June 30, 2005
A conscious effort to slow down and consider the behaviour of my fellow commuters can impress me by the regularity of our anthropological characteristics.
There are two trains that arrive, from opposite directions, on my "work" platform. This is the platform where we get off, so that we can go to work. This introductory detail is already anthropologically notable, but I am focusing on a slightly different one.
There is a relatively narrow staircase at either end of the platform. It's not really narrow; it's wide enough for three people to scale abreast comfortably, but it becomes relatively narrow when a train attempts to empty its contents into its well. When my train comes, a crowd forms at the head of the staircase as people wait for their turn to descend.
The people, since they encounter this situation every day, expect to meet a crowd at the head of the staircase. They thus make an effort to be among the first there, to avoid waiting.
The difficulty grows when both trains arrive at about the same time. This is when the behaviour of people becomes exciting. Races begin. If one has made the unfortunate error of boarding the middle of the train, the part farthest from either staircase, one must put on extra speed to attain the exit before one's fellow passengers.
This morning, my train arrived alone, and the staircase was empty at that moment. I started to walk towards it, straining to overcome my urge to hurry, as I strain every day. I strain in order to avoid overstraining myself, you see. I believe that a daily morning burst of speed, for no other reason than to beat my fellow commuters off the platform, is probably not physically healthy. A sustained walk is healthy; this stressed dash is unhealthy.
As I was thus walking with inner torture and outward calm towards the staircase, I heard the other train arrive behind me.
"This is it," I might have thought. Indeed it was. As soon as my fellow commuters, those who were already approaching the platform from my train, heard the second train, they picked up speed. I heard heels chopping the asphalt behind me, beside me, passing me. I watched the crowd start to run to beat the second crowd that was about to form behind them.
This is the hardest moment not to make a break for it. It is hard to let them catch up to you, pass you, clog up the exit behind you. But I think it is better for you. I won't go into the standard arguments about how much those precious extra seconds matter towards getting to your office--everyone knows they don't. But it's hard to resist the herd. Nevertheless, this small, hard thing is probably very much worth it. It's probably as much worth it as drinking soy milk, or doing yoga finger exercises that you saw in a lifestyle magazine.
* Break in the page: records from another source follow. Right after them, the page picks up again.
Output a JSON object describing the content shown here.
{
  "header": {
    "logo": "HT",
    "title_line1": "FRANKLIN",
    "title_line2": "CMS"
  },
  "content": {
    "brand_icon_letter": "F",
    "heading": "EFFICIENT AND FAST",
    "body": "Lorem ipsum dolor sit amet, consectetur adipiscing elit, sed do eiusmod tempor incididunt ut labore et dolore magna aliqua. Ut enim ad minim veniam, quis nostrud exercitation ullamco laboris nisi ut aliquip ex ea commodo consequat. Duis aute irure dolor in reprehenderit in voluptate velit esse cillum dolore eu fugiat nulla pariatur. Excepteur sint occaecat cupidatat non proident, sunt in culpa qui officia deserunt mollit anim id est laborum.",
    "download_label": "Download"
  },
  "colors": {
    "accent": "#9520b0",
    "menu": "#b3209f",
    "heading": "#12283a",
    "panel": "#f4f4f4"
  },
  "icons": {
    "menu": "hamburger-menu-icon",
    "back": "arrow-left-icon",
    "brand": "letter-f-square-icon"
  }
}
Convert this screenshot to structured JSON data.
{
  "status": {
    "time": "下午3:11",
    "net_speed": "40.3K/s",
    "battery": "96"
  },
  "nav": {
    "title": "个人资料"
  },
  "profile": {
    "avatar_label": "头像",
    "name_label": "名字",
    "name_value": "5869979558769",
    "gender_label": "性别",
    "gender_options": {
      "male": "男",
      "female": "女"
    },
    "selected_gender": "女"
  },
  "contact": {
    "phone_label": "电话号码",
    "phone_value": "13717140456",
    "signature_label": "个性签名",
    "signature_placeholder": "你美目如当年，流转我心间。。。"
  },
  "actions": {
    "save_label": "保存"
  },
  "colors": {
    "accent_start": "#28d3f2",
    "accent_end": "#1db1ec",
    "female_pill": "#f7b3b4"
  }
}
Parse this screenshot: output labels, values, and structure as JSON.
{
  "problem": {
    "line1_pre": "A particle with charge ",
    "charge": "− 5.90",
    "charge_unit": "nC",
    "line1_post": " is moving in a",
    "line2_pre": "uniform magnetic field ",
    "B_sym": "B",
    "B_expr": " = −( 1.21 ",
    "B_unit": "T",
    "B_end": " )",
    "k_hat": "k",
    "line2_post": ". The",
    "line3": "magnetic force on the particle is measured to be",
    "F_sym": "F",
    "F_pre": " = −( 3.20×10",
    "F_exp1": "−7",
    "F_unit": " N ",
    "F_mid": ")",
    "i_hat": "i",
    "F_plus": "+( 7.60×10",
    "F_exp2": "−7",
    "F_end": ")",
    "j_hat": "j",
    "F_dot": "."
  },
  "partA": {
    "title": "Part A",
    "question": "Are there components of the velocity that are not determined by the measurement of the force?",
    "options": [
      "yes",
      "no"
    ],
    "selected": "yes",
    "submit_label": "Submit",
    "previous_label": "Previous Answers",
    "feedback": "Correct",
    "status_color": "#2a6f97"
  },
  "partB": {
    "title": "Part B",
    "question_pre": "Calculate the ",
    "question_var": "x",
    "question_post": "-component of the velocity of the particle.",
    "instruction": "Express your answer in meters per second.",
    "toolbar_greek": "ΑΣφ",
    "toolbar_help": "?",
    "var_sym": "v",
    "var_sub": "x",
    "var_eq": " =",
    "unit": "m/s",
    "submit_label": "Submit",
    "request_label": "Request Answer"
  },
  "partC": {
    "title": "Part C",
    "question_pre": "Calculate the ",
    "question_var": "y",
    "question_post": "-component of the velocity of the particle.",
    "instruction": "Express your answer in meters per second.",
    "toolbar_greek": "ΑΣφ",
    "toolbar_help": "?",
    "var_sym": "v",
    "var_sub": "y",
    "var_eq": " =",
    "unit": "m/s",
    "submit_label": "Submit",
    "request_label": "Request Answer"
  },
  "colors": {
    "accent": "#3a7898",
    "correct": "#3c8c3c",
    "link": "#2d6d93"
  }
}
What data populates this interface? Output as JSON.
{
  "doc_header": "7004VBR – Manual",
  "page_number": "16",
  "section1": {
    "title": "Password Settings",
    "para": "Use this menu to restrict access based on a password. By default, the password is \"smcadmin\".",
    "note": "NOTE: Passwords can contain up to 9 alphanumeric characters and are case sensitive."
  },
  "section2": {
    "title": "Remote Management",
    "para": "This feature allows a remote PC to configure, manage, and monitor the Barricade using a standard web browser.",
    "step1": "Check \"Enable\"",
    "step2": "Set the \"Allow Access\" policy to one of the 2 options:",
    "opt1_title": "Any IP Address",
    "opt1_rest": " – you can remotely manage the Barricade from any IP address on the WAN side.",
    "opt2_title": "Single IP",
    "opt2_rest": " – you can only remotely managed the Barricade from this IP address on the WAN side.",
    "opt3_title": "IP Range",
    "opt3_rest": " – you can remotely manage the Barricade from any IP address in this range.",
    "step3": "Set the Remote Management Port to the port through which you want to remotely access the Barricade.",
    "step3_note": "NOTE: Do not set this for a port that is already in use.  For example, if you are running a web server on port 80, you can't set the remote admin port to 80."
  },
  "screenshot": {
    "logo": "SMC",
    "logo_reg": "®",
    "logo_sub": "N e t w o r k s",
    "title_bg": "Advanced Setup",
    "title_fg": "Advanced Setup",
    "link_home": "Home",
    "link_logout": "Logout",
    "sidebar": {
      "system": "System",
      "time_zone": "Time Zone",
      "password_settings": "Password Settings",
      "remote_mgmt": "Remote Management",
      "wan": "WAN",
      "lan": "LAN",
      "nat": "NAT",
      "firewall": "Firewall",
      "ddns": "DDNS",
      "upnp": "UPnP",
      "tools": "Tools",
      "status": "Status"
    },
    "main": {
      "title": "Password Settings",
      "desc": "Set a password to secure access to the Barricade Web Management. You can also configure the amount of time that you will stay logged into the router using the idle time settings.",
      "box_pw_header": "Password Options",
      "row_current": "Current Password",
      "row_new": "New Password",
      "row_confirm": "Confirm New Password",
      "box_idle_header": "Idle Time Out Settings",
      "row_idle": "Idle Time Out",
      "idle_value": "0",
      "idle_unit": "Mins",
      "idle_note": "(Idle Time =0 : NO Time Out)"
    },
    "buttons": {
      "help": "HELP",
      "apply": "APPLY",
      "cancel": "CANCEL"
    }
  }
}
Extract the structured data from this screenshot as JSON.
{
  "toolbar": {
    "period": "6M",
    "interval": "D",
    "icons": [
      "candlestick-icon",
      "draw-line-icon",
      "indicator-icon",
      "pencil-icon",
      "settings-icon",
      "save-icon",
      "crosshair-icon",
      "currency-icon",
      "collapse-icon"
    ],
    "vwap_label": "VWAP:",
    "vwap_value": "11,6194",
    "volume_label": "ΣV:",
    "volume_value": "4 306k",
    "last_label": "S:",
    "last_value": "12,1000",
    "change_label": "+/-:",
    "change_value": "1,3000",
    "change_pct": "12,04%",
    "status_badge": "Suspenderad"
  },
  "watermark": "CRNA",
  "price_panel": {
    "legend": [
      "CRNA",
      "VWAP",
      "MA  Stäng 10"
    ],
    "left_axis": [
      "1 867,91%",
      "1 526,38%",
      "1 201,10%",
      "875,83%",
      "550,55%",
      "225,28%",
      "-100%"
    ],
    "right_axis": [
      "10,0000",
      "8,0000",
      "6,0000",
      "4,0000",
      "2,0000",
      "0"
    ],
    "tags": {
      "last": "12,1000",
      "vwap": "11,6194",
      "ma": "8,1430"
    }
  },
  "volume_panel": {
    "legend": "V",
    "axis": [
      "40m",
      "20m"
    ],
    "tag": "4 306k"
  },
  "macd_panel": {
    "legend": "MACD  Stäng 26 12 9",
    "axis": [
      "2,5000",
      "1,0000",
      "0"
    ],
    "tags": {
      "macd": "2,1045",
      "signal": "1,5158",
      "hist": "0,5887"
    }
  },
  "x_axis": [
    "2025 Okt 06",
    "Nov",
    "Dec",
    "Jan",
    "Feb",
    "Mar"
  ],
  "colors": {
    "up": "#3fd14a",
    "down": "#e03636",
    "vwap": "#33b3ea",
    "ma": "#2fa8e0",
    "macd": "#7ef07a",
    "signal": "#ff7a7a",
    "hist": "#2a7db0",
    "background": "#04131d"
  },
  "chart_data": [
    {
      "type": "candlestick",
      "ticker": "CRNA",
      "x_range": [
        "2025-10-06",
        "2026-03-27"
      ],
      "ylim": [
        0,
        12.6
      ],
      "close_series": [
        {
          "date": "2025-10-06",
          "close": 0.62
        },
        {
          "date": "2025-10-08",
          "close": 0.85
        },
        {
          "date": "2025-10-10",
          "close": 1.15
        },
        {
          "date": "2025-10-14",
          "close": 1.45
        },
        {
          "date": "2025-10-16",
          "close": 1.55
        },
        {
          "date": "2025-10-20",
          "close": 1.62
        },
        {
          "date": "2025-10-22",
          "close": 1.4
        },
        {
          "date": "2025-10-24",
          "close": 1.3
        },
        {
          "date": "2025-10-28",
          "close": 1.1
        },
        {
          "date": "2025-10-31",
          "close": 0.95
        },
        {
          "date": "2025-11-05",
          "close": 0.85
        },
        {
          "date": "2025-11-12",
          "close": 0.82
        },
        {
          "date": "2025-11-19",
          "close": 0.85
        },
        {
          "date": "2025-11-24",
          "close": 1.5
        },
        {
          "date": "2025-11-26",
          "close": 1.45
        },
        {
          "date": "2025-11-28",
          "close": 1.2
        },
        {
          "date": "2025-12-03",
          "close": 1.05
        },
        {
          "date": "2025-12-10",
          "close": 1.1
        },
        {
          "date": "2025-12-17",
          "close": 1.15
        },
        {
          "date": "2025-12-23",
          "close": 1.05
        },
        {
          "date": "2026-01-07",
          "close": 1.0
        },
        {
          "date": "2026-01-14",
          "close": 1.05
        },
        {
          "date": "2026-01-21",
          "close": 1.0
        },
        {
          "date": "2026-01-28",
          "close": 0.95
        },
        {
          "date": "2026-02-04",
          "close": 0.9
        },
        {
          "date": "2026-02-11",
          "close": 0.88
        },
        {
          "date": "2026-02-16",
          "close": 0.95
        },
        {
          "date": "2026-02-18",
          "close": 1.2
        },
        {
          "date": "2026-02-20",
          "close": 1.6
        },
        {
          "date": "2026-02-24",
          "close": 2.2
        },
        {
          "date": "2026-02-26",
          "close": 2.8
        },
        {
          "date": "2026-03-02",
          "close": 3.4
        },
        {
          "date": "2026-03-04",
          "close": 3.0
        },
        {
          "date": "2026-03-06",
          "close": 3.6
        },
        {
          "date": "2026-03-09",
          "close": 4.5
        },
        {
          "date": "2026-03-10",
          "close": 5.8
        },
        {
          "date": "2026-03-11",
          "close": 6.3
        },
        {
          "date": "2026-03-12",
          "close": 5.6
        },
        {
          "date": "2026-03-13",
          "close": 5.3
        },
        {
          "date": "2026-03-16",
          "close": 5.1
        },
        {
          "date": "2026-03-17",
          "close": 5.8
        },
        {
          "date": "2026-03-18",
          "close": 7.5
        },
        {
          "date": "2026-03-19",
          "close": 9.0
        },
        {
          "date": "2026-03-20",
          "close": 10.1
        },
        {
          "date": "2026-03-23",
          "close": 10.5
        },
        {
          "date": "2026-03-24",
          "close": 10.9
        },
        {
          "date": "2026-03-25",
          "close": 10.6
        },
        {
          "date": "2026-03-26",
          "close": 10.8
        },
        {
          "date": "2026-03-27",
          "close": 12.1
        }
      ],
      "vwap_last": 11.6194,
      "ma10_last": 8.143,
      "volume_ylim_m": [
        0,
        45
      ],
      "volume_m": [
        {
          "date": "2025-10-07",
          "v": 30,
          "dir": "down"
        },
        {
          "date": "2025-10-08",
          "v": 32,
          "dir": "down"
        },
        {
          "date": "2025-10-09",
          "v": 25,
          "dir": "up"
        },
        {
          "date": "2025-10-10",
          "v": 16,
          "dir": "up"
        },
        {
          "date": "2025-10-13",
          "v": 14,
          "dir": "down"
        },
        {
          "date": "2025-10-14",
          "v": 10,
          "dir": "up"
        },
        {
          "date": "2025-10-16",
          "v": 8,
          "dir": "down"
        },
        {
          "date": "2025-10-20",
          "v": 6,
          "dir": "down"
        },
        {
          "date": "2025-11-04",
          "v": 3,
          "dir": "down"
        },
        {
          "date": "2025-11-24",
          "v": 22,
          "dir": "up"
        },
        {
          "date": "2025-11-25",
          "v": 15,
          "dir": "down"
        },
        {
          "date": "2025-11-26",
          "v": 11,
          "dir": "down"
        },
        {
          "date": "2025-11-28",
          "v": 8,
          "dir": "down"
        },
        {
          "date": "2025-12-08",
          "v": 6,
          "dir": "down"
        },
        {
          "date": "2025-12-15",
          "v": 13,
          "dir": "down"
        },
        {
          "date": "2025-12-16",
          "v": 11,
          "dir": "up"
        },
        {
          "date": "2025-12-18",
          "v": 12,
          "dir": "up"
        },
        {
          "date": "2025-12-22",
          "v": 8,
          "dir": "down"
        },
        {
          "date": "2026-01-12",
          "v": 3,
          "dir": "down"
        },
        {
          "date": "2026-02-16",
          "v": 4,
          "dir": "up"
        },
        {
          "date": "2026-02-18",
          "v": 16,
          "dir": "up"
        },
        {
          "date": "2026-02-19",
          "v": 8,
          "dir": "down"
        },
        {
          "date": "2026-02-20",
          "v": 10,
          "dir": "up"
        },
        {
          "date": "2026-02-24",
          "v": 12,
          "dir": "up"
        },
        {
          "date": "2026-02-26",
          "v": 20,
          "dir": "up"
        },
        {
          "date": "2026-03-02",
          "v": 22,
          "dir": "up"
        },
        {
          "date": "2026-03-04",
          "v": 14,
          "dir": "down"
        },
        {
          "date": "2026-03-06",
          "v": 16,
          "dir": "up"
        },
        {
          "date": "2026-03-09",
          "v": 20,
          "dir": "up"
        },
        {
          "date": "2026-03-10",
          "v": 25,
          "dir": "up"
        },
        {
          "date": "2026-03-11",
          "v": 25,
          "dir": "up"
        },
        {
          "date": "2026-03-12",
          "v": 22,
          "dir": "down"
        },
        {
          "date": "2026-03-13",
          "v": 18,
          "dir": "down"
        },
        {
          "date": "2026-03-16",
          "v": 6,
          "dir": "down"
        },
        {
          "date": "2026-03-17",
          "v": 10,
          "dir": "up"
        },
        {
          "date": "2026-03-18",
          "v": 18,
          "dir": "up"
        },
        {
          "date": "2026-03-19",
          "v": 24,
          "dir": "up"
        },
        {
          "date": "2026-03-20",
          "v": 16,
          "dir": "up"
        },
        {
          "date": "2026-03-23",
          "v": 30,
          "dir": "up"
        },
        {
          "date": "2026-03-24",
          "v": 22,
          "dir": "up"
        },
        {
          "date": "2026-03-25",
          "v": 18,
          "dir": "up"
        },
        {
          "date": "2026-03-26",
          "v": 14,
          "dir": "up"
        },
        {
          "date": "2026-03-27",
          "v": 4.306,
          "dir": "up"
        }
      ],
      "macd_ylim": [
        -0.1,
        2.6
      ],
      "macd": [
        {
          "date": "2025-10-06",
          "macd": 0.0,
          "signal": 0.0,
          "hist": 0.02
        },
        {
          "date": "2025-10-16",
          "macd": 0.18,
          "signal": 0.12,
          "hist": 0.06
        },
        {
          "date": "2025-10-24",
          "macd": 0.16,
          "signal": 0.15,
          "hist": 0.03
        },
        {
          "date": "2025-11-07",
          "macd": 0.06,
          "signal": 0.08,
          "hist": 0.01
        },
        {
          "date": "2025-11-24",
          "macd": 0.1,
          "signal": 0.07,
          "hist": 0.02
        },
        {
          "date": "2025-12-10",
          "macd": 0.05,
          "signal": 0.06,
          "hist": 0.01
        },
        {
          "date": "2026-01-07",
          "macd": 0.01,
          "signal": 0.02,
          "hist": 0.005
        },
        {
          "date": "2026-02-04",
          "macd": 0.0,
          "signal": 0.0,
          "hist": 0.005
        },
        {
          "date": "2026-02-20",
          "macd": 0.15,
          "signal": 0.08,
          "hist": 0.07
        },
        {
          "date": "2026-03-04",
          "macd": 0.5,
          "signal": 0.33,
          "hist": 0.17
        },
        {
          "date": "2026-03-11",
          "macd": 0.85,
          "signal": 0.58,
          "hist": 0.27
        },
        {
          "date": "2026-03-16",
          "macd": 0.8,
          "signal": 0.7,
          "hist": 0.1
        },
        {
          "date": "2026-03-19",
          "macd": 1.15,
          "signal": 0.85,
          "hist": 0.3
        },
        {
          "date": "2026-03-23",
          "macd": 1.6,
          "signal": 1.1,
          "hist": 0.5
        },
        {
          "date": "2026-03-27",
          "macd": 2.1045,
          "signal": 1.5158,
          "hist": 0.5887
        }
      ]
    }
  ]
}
Incidentally, there was that other time when I decided to wait out the entire crowd before descending the stairs. Two trains had arrived at once, and a jam formed. I decided, instead of waiting inside the crowd, shuffling an inch a second towards the stairs, why not just wait in the sun on the platform for them all to dissipate. I even thought I could read my book for the couple of minutes it would take. Unfortunately, before the last folks even had their chance to enter the stairwell, the next train arrived! I hadn't known that the trains came so often. Apparently, at certain times in the morning, that stairwell is never clear. So what could I do--I walked, very, very briskly, heart thumping competitively, to beat the newcomers.